▶ What is required
Quote the entries that follow exactly, leaving none out.

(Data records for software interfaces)
_ _ _

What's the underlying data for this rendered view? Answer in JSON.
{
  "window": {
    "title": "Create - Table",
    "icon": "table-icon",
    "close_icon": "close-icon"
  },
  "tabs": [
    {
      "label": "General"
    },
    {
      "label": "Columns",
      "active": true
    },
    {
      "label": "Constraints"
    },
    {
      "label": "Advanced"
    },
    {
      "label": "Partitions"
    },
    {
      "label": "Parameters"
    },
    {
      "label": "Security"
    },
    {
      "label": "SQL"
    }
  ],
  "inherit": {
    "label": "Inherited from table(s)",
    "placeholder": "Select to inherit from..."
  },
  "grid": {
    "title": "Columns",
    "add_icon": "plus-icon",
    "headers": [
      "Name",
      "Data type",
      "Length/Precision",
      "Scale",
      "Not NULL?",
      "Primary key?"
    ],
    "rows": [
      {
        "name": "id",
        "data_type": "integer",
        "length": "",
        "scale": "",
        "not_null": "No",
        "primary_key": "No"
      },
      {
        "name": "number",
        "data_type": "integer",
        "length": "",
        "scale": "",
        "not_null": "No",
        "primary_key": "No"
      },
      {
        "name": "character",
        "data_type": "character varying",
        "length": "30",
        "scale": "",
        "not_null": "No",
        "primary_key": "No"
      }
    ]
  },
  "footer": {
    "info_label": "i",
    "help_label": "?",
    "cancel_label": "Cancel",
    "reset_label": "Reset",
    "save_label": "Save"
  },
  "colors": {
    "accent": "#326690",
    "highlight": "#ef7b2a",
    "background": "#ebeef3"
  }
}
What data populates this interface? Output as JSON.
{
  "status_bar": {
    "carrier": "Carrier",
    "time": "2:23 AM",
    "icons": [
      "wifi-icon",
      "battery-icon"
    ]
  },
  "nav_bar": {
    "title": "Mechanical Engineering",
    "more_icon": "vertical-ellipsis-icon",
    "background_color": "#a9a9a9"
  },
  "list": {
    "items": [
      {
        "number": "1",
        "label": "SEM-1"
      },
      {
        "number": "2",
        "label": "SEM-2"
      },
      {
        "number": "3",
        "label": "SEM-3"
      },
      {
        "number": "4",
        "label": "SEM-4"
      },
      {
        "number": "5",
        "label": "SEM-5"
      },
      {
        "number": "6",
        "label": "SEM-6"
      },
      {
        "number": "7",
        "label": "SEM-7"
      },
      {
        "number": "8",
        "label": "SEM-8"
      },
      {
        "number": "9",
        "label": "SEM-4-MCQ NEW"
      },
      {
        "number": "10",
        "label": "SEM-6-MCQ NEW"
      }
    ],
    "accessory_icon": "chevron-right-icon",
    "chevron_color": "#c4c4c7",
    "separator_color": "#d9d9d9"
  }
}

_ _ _

▶ Written answer
What's the underlying data for this rendered view? Answer in JSON.
{
  "window": {
    "title": "Create - Table",
    "icon": "table-icon",
    "close_icon": "close-icon"
  },
  "tabs": [
    {
      "label": "General"
    },
    {
      "label": "Columns",
      "active": true
    },
    {
      "label": "Constraints"
    },
    {
      "label": "Advanced"
    },
    {
      "label": "Partitions"
    },
    {
      "label": "Parameters"
    },
    {
      "label": "Security"
    },
    {
      "label": "SQL"
    }
  ],
  "inherit": {
    "label": "Inherited from table(s)",
    "placeholder": "Select to inherit from..."
  },
  "grid": {
    "title": "Columns",
    "add_icon": "plus-icon",
    "headers": [
      "Name",
      "Data type",
      "Length/Precision",
      "Scale",
      "Not NULL?",
      "Primary key?"
    ],
    "rows": [
      {
        "name": "id",
        "data_type": "integer",
        "length": "",
        "scale": "",
        "not_null": "No",
        "primary_key": "No"
      },
      {
        "name": "number",
        "data_type": "integer",
        "length": "",
        "scale": "",
        "not_null": "No",
        "primary_key": "No"
      },
      {
        "name": "character",
        "data_type": "character varying",
        "length": "30",
        "scale": "",
        "not_null": "No",
        "primary_key": "No"
      }
    ]
  },
  "footer": {
    "info_label": "i",
    "help_label": "?",
    "cancel_label": "Cancel",
    "reset_label": "Reset",
    "save_label": "Save"
  },
  "colors": {
    "accent": "#326690",
    "highlight": "#ef7b2a",
    "background": "#ebeef3"
  }
}
What data populates this interface? Output as JSON.
{
  "status_bar": {
    "carrier": "Carrier",
    "time": "2:23 AM",
    "icons": [
      "wifi-icon",
      "battery-icon"
    ]
  },
  "nav_bar": {
    "title": "Mechanical Engineering",
    "more_icon": "vertical-ellipsis-icon",
    "background_color": "#a9a9a9"
  },
  "list": {
    "items": [
      {
        "number": "1",
        "label": "SEM-1"
      },
      {
        "number": "2",
        "label": "SEM-2"
      },
      {
        "number": "3",
        "label": "SEM-3"
      },
      {
        "number": "4",
        "label": "SEM-4"
      },
      {
        "number": "5",
        "label": "SEM-5"
      },
      {
        "number": "6",
        "label": "SEM-6"
      },
      {
        "number": "7",
        "label": "SEM-7"
      },
      {
        "number": "8",
        "label": "SEM-8"
      },
      {
        "number": "9",
        "label": "SEM-4-MCQ NEW"
      },
      {
        "number": "10",
        "label": "SEM-6-MCQ NEW"
      }
    ],
    "accessory_icon": "chevron-right-icon",
    "chevron_color": "#c4c4c7",
    "separator_color": "#d9d9d9"
  }
}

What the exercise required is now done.